Frank A. Aukofer
---- — Diesel engines are engaged in the automotive equivalent of the one-armed pushup. But they’re getting stronger all the time and intend to double up.
They’re proliferating rapidly in passenger cars as old consumer impressions and prejudices fade away, though slowly.
General Motors, no longer smarting from its disastrous dance with diesels back in the 1980s, recently introduced a diesel in its Chevrolet Cruze compact. The Jeep Grand Cherokee SUV has a diesel model, along with the Ram 1500 light duty pickup truck. Japan’s Mazda also has a diesel ready for its midsize 6 sedan.

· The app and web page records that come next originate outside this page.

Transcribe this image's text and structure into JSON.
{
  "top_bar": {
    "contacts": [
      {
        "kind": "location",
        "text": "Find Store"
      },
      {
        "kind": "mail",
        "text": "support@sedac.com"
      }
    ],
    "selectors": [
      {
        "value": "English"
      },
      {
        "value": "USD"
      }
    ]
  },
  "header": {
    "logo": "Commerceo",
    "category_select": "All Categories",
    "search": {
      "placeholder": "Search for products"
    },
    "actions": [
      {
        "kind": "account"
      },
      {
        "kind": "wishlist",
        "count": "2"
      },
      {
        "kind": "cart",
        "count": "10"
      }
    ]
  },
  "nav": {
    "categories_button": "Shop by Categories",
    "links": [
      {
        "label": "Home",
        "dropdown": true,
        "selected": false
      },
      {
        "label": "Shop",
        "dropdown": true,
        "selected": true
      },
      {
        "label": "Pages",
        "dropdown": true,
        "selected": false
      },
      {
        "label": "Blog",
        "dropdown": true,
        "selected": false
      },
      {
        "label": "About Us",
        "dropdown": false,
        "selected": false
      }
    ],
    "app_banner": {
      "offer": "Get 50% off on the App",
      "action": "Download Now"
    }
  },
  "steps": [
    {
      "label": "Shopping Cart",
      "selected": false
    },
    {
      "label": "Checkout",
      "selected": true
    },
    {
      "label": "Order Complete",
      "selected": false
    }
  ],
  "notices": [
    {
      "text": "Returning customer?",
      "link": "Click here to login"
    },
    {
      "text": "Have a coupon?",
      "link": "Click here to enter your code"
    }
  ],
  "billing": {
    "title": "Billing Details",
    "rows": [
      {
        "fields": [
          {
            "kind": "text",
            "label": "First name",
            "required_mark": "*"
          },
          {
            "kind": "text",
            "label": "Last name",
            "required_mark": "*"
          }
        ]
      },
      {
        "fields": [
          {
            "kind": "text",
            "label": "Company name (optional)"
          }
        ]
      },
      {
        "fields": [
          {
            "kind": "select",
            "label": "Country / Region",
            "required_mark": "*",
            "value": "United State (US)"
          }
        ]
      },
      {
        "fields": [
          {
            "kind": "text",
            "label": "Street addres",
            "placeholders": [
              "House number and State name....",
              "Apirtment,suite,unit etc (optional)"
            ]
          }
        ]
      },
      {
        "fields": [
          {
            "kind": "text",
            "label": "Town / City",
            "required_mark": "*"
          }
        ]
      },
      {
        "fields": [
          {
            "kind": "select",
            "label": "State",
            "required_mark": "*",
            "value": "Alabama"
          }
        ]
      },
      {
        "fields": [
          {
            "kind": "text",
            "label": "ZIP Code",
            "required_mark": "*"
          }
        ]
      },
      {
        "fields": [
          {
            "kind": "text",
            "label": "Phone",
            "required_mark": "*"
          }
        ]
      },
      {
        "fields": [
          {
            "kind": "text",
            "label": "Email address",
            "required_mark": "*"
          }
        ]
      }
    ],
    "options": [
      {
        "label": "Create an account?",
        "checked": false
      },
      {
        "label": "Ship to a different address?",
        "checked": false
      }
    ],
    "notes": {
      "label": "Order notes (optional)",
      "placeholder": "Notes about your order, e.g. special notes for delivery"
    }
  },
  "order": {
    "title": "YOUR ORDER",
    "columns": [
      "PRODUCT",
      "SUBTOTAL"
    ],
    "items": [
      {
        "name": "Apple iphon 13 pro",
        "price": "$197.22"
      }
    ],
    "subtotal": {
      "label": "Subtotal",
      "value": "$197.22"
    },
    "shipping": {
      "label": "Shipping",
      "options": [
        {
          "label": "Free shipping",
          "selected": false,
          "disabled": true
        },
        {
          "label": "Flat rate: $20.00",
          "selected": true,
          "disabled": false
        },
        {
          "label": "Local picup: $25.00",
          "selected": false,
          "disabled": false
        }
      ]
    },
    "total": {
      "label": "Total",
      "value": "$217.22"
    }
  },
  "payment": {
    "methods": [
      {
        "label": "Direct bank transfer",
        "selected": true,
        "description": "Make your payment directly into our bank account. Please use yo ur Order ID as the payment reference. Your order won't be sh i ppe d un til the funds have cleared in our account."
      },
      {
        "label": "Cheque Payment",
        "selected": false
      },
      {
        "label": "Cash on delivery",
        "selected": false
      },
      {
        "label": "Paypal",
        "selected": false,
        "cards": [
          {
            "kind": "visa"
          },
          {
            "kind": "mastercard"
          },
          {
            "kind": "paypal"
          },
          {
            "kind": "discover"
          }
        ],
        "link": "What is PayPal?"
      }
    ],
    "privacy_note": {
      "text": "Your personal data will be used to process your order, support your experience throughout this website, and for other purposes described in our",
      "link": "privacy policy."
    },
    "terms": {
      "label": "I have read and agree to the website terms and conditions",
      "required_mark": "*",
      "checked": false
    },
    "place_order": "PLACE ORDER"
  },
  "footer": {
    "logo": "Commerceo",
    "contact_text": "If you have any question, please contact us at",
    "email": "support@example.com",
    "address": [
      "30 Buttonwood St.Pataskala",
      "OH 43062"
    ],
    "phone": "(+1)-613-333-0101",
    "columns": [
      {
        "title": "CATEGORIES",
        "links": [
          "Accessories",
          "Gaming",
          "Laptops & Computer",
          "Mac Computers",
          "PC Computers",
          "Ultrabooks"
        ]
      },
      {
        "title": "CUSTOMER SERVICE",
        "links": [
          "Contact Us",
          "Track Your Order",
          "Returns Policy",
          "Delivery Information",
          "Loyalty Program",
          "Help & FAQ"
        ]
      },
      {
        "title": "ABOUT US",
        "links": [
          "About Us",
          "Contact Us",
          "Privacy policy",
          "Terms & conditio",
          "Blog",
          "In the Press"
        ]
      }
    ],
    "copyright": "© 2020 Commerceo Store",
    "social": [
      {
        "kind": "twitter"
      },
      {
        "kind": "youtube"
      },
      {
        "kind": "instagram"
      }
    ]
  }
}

So far — and for the immediate future — German manufacturers dominate the niche. Volkswagen has diesel options in nearly all of its models. Audi is the same, and Mercedes-Benz now offers diesels in its E-Class sedan as well as its MLK, ML and GL sport utility vehicles. Even Porsche and BMW have diesels in their lineups.
Despite diesel fuel prices taxed higher than regular gasoline and a scarcity of fueling pumps, diesel cars now provide the most direct competition to popular gasoline/electric hybrids like the Toyota Prius and Ford C-Max. Pure electric cars are still in their infancy, and plug-in hybrids have yet to win broad acceptance.
A powerful new V-6 diesel makes its debut in four of Audi’s 2014 luxury vehicles, all of which bear a TDI badge to identify them as oil burners. TDI originally stood for turbocharged direct injection.
Two — the A6 and A8 — are four-door sedans; one, the Q5, is a crossover utility vehicle. The last, the superb A7, is a hatchback, though to call it a hatchback is borderline disrespectful.
The A8, Audi’s near-$100,000 top-of-the-line sedan, already had curtsied to the customers when the company staged a diesel centric event in Washington, D.C., to introduce the other three and tout the advantages, stumbling blocks and rosy future of diesel engine technology.
There is little argument over the advantages. Diesel engines, which use high compression instead of spark plugs to fire the fuel/air mixture inside the cylinders, deliver 25 to 30 percent higher fuel economy, on average, than gasoline engines. Because they must be built stronger, they also last longer, which is why they power the nation’s backbone haulers, the long-distance semitrailer trucks.
But because they are stronger and last longer, diesels are more expensive. In passenger cars, the premium is around $2,000.
That doesn’t much matter with the new Audi models, which carry prices north of $50,000, where a couple of grand doesn’t get noticed. More important, as good as these vehicles are — and they are extremely good — they must still motor up a steep hill of prejudice.
Most Americans still think of them as smelly, noisy, slow, dirty and impossible to start in cold weather. Only the smelly part still is true, and that’s only when you stand at the pump to refuel.
All the rest is gone. In truth, few drivers would be able to distinguish any of the Audi diesels from their gasoline counterparts. The only clue inside is the tachometer, which tells at a glance that the diesel does not reach the high revs typical of a gasoline engine.
That’s because diesels develop their enormous torque, or twisting force, at low rpms, which makes for a forceful jump off the line at stoplights. Of course, that also means more leisurely cruising and passing.
Take the tested A6 TDI, which is as fine a mid-sized sedan as you can find anywhere. It competes as a luxury car, which means it’s not cheap at $58,395. That includes Audi’s proven Quattro all-wheel drive and an eight-speed automatic transmission with Tiptronic manual shift control. With options, it checked in at $67,295.
But it was slick, quiet and comfortable, though with a sport-oriented stiff and sometimes punishing ride. Supportive front seats and outboard back seats coddle the vast majority of adults relatively comfortably on long trips. Forget the middle seat, however, which is a hard, narrow cushion against a giant floor hump. It’s suitable only for backpacks or watermelons.
With its 240-horsepower, 3.0-liter six-cylinder diesel, the A6 registers 24/38/29 mpg on the EPA’s city/highway/combined fuel consumption cycles. That’s remarkable in a two-ton sedan.
One of the gripes at the Audi diesel symposium was that oil burners get no respect. Electrics get tax breaks, and hybrids and plug-ins often can use express lanes. Diesels must fend for themselves.
However, as Audi demonstrates, virtue eventually will be rewarded.
Comments or suggestions? Contact Frank Aukofer at email@example.com. Distributed by Scripps Howard News Service.
2014 Audi A6 TDI four-door sedan Engine: 3.0-liter six-cylinder diesel, turbocharged, 240 horsepower Transmission: Eight-speed automatic with manual shift mode and all-wheel drive Overall length: 16 feet 2 inches EPA passenger/trunk volume: 97/14 cubic feet Weight: 4,178 pounds EPA city/highway/combined fuel consumption: 24/38/29 mpg Base price, including destination charge: $58,395 Price as tested: $67,25